Designing a value proposition (or a ‘value prop’ if you want to be cool) is about detecting and defining the customer segments identifying jobs, pains and gains to then translate them into actionable products and services that successfully respond to customers’ needs. But I learnt all these after reading this book, before in my mind it just represented a USP fresh renaming.
Anyways, even though what Alex Osterwalder and the rest of the team propose is a fully customer-centric approach that starts with team assumptions that evolve into research-based facts, the contrast shouldn’t be only limited to what customers say and do but also taking into account a solid business model and a culture of continuous experimentation (as you can find ‘Business Model Generation’ and ‘Testing Business Ideas’ respectively, both being books created by Strategyzer). Books sips about these 2 coming soon, stay tuned! Meanwhile, a sip:

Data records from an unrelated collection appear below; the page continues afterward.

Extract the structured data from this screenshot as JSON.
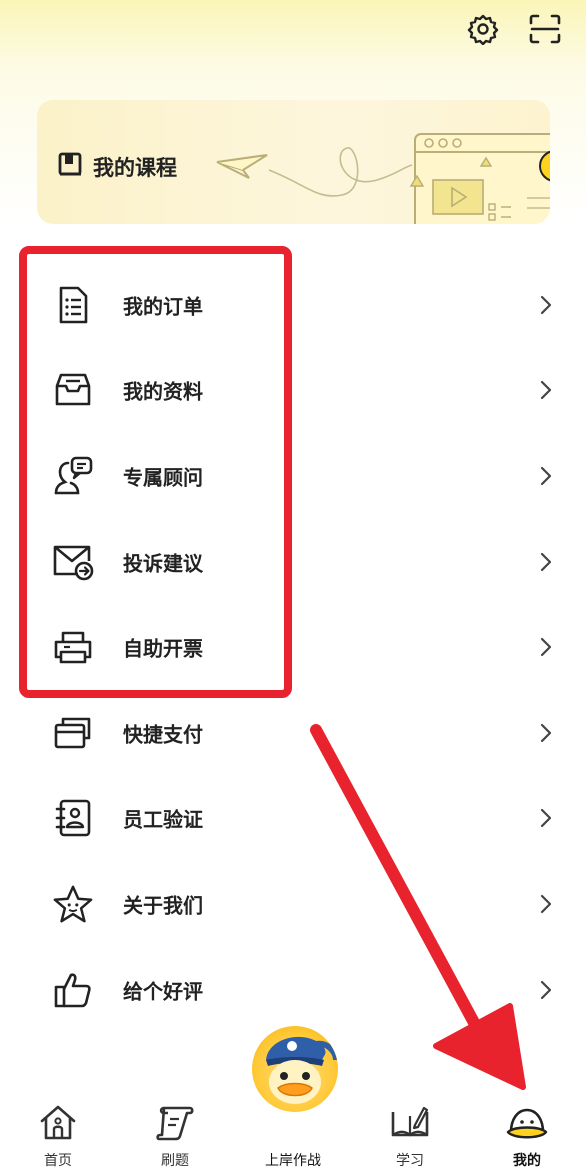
{
  "course_card": {
    "title": "我的课程"
  },
  "menu": [
    {
      "label": "我的订单",
      "icon": "document-list-icon"
    },
    {
      "label": "我的资料",
      "icon": "inbox-tray-icon"
    },
    {
      "label": "专属顾问",
      "icon": "consultant-chat-icon"
    },
    {
      "label": "投诉建议",
      "icon": "feedback-mail-icon"
    },
    {
      "label": "自助开票",
      "icon": "printer-icon"
    },
    {
      "label": "快捷支付",
      "icon": "card-stack-icon"
    },
    {
      "label": "员工验证",
      "icon": "employee-id-icon"
    },
    {
      "label": "关于我们",
      "icon": "star-icon"
    },
    {
      "label": "给个好评",
      "icon": "thumbs-up-icon"
    }
  ],
  "tabs": [
    {
      "label": "首页",
      "icon": "home-icon"
    },
    {
      "label": "刷题",
      "icon": "scroll-quiz-icon"
    },
    {
      "label": "上岸作战",
      "icon": "duck-mascot-icon"
    },
    {
      "label": "学习",
      "icon": "open-book-pen-icon"
    },
    {
      "label": "我的",
      "icon": "duck-profile-icon"
    }
  ],
  "colors": {
    "accent_yellow": "#ffd43b",
    "annotation_red": "#e8232d",
    "text": "#222222"
  }
}
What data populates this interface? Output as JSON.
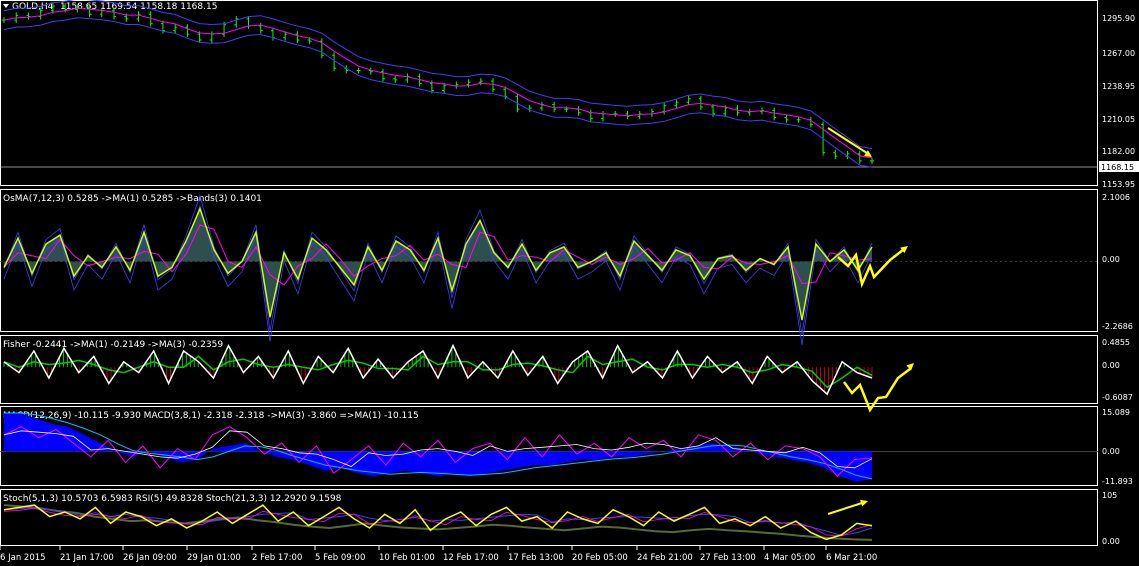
{
  "window": {
    "symbol_title": "GOLD,H4",
    "ohlc_readout": "1158.65 1169.54 1158.18 1168.15",
    "current_price_label": "1168.15"
  },
  "colors": {
    "background": "#000000",
    "frame": "#ffffff",
    "price_candles": "#00ff00",
    "bands": "#3d3dff",
    "ma_magenta": "#ff00ff",
    "osma_fill": "#2f4f4f",
    "osma_line": "#c8ff00",
    "fisher_line": "#ffffff",
    "fisher_green": "#00cc00",
    "fisher_red": "#cc0000",
    "macd_fill": "#0000ff",
    "macd_signal": "#00c0ff",
    "stoch_yellow": "#ffff00",
    "stoch_olive": "#556b2f",
    "annotation_arrow": "#ffff00",
    "price_line": "#c0c0c0"
  },
  "panels": [
    {
      "id": "price",
      "label": "",
      "yticks": [
        "1295.90",
        "1267.00",
        "1238.95",
        "1210.05",
        "1182.00",
        "1153.95"
      ]
    },
    {
      "id": "osma",
      "label": "OsMA(7,12,3) 0.5285  ->MA(1) 0.5285  ->Bands(3) 0.1401",
      "yticks": [
        "2.1006",
        "0.00",
        "-2.2686"
      ]
    },
    {
      "id": "fisher",
      "label": "Fisher -0.2441  ->MA(1) -0.2149  ->MA(3) -0.2359",
      "yticks": [
        "0.4855",
        "0.00",
        "-0.6087"
      ]
    },
    {
      "id": "macd",
      "label": "MACD(12,26,9) -10.115 -9.930  MACD(3,8,1) -2.318 -2.318  ->MA(3) -3.860  =>MA(1) -10.115",
      "yticks": [
        "15.089",
        "0.00",
        "-11.893"
      ]
    },
    {
      "id": "stoch",
      "label": "Stoch(5,1,3) 10.5703 6.5983  RSI(5) 49.8328  Stoch(21,3,3) 12.2920 9.1598",
      "yticks": [
        "105",
        "0.00"
      ]
    }
  ],
  "chart_data": {
    "type": "line",
    "title": "GOLD,H4",
    "x_tick_labels": [
      "6 Jan 2015",
      "21 Jan 17:00",
      "26 Jan 09:00",
      "29 Jan 01:00",
      "2 Feb 17:00",
      "5 Feb 09:00",
      "10 Feb 01:00",
      "12 Feb 17:00",
      "17 Feb 13:00",
      "20 Feb 05:00",
      "24 Feb 21:00",
      "27 Feb 13:00",
      "4 Mar 05:00",
      "6 Mar 21:00"
    ],
    "price_series": {
      "name": "GOLD,H4",
      "ylim": [
        1150,
        1300
      ],
      "values": [
        1288,
        1292,
        1291,
        1296,
        1300,
        1297,
        1299,
        1293,
        1296,
        1291,
        1289,
        1293,
        1285,
        1279,
        1282,
        1276,
        1271,
        1276,
        1284,
        1289,
        1283,
        1279,
        1273,
        1276,
        1271,
        1270,
        1258,
        1247,
        1245,
        1245,
        1244,
        1238,
        1237,
        1240,
        1234,
        1228,
        1232,
        1233,
        1235,
        1236,
        1229,
        1223,
        1212,
        1213,
        1216,
        1212,
        1212,
        1209,
        1204,
        1208,
        1208,
        1206,
        1208,
        1210,
        1215,
        1218,
        1221,
        1214,
        1208,
        1213,
        1209,
        1210,
        1211,
        1205,
        1203,
        1203,
        1199,
        1175,
        1172,
        1174,
        1168,
        1168
      ]
    },
    "osma_series": {
      "name": "OsMA",
      "ylim": [
        -2.2686,
        2.1006
      ],
      "values": [
        -0.2,
        0.8,
        -0.4,
        0.6,
        0.9,
        -0.5,
        0.2,
        -0.2,
        0.5,
        -0.3,
        1.0,
        -0.5,
        -0.2,
        0.7,
        1.8,
        0.4,
        -0.4,
        0.0,
        1.0,
        -1.9,
        0.3,
        -0.6,
        0.8,
        0.4,
        -0.2,
        -0.8,
        0.5,
        -0.3,
        0.7,
        0.4,
        -0.3,
        0.8,
        -1.0,
        0.6,
        1.4,
        0.3,
        -0.2,
        0.6,
        -0.3,
        0.3,
        0.5,
        -0.2,
        0.0,
        0.3,
        -0.5,
        0.7,
        0.2,
        -0.3,
        0.4,
        0.2,
        -0.6,
        0.1,
        0.2,
        -0.3,
        0.1,
        -0.1,
        0.5,
        -2.0,
        0.6,
        0.0,
        0.4,
        -0.3,
        0.5
      ]
    },
    "fisher_series": {
      "name": "Fisher",
      "ylim": [
        -0.6087,
        0.4855
      ],
      "values": [
        0.1,
        -0.1,
        0.3,
        -0.2,
        0.35,
        -0.1,
        0.2,
        -0.3,
        0.1,
        -0.1,
        0.3,
        -0.3,
        0.3,
        0.1,
        -0.2,
        0.4,
        -0.1,
        0.2,
        -0.2,
        0.3,
        -0.3,
        0.2,
        -0.1,
        0.35,
        -0.2,
        0.15,
        -0.2,
        0.1,
        0.3,
        -0.2,
        0.4,
        -0.2,
        0.1,
        -0.2,
        0.3,
        -0.15,
        0.2,
        -0.3,
        0.1,
        0.3,
        -0.2,
        0.4,
        -0.1,
        0.1,
        -0.2,
        0.3,
        -0.2,
        0.2,
        -0.1,
        0.1,
        -0.3,
        0.2,
        -0.1,
        0.1,
        -0.25,
        -0.5,
        0.1,
        -0.1,
        -0.2
      ]
    },
    "macd_series": {
      "name": "MACD(12,26,9)",
      "ylim": [
        -11.893,
        15.089
      ],
      "values": [
        14,
        14,
        12,
        10,
        9,
        6,
        3,
        0,
        -2,
        0,
        -2,
        -4,
        -3,
        1,
        2,
        3,
        0,
        -2,
        -3,
        -5,
        -7,
        -6,
        -8,
        -9,
        -8,
        -7,
        -8,
        -9,
        -8,
        -9,
        -8,
        -7,
        -6,
        -5,
        -5,
        -4,
        -3,
        -3,
        -2,
        -2,
        -1,
        0,
        1,
        2,
        3,
        2,
        1,
        -1,
        -2,
        -3,
        -4,
        -6,
        -9,
        -11,
        -10.1
      ]
    },
    "macd_signal_series": {
      "name": "MACD(3,8,1)",
      "ylim": [
        -11.893,
        15.089
      ],
      "values": [
        6,
        9,
        5,
        8,
        3,
        -2,
        4,
        -4,
        2,
        -6,
        1,
        -3,
        6,
        9,
        5,
        -1,
        3,
        -4,
        2,
        -8,
        -3,
        2,
        -5,
        3,
        -2,
        4,
        -4,
        1,
        3,
        -3,
        5,
        -2,
        6,
        -1,
        3,
        -2,
        5,
        1,
        4,
        -2,
        6,
        4,
        -2,
        3,
        -3,
        2,
        1,
        -2,
        -9,
        -3,
        -2.3
      ]
    },
    "stoch_series": {
      "name": "Stoch(5,1,3)",
      "ylim": [
        0,
        105
      ],
      "values": [
        75,
        80,
        85,
        60,
        70,
        55,
        80,
        45,
        70,
        60,
        40,
        55,
        35,
        50,
        70,
        45,
        65,
        85,
        50,
        70,
        40,
        60,
        80,
        55,
        35,
        65,
        45,
        75,
        30,
        55,
        70,
        40,
        65,
        80,
        50,
        60,
        35,
        70,
        55,
        45,
        75,
        60,
        40,
        70,
        50,
        65,
        80,
        45,
        55,
        40,
        60,
        35,
        50,
        25,
        10,
        20,
        45,
        40
      ]
    },
    "stoch_slow_series": {
      "name": "Stoch(21,3,3)",
      "ylim": [
        0,
        105
      ],
      "values": [
        85,
        82,
        78,
        72,
        68,
        60,
        55,
        50,
        52,
        48,
        45,
        50,
        55,
        58,
        52,
        48,
        42,
        38,
        35,
        40,
        45,
        40,
        36,
        34,
        32,
        35,
        38,
        42,
        40,
        36,
        33,
        30,
        34,
        38,
        36,
        32,
        28,
        26,
        30,
        33,
        30,
        28,
        25,
        22,
        18,
        15,
        12,
        10,
        9
      ]
    },
    "annotations": [
      {
        "panel": "price",
        "direction": "down",
        "meaning": "price falling"
      },
      {
        "panel": "osma",
        "direction": "up",
        "meaning": "zig-zag rising"
      },
      {
        "panel": "fisher",
        "direction": "up",
        "meaning": "zig-zag rising"
      },
      {
        "panel": "stoch",
        "direction": "up",
        "meaning": "rising"
      }
    ]
  }
}
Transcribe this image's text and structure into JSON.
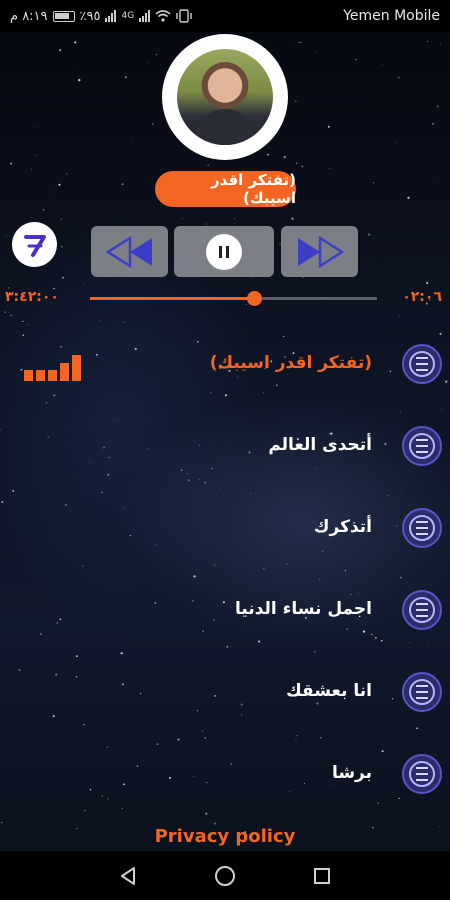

‘When you start exploring new ideas, you are usually in a space of maximum uncertainty. You don’t know if your ideas will work. Refining them in a business plan won’t make them more likely to succeed. You are better off testing your ideas with cheap experiments to learn and systematically reduce uncertainty.’
Jobs, pains, gains, test, repeat!
Value Proposition Design
How to Create Products and Services that Customers Want
by Alexander Osterwalder, Yves Pigneur, Greg Bernarda and Alan Sm
Do you want to put in the market meaningful solutions for actual customer needs? Is your company struggling to involve the different parts required for generating outcomes that meet customer expectations? or are you just curious to learn more about building solid value props? This (together with the rest of Strategyzer books) is your answer!
320 pages, Wiley John + Sons 2014